* TASK GOAL *
Restate the entries word for word, omitting nothing.

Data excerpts
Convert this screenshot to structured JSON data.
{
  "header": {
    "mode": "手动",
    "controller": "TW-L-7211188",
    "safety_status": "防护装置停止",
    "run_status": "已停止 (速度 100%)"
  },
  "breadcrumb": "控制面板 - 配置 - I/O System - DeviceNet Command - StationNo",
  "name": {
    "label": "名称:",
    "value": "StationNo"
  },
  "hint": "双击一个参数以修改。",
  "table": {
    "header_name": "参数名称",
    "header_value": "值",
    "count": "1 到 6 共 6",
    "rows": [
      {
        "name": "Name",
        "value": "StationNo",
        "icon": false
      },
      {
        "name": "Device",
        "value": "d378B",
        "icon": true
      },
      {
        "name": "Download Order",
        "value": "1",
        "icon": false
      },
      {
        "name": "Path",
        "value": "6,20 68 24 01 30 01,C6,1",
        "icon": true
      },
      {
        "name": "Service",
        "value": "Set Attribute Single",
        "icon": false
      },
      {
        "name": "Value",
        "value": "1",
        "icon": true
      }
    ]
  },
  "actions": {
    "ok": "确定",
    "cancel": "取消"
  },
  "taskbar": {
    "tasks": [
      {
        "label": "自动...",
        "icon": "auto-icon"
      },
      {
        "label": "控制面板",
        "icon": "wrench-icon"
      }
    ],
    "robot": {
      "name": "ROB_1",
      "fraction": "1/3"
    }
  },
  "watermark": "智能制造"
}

* ANSWER AREA *
Convert this screenshot to structured JSON data.
{
  "header": {
    "mode": "手动",
    "controller": "TW-L-7211188",
    "safety_status": "防护装置停止",
    "run_status": "已停止 (速度 100%)"
  },
  "breadcrumb": "控制面板 - 配置 - I/O System - DeviceNet Command - StationNo",
  "name": {
    "label": "名称:",
    "value": "StationNo"
  },
  "hint": "双击一个参数以修改。",
  "table": {
    "header_name": "参数名称",
    "header_value": "值",
    "count": "1 到 6 共 6",
    "rows": [
      {
        "name": "Name",
        "value": "StationNo",
        "icon": false
      },
      {
        "name": "Device",
        "value": "d378B",
        "icon": true
      },
      {
        "name": "Download Order",
        "value": "1",
        "icon": false
      },
      {
        "name": "Path",
        "value": "6,20 68 24 01 30 01,C6,1",
        "icon": true
      },
      {
        "name": "Service",
        "value": "Set Attribute Single",
        "icon": false
      },
      {
        "name": "Value",
        "value": "1",
        "icon": true
      }
    ]
  },
  "actions": {
    "ok": "确定",
    "cancel": "取消"
  },
  "taskbar": {
    "tasks": [
      {
        "label": "自动...",
        "icon": "auto-icon"
      },
      {
        "label": "控制面板",
        "icon": "wrench-icon"
      }
    ],
    "robot": {
      "name": "ROB_1",
      "fraction": "1/3"
    }
  },
  "watermark": "智能制造"
}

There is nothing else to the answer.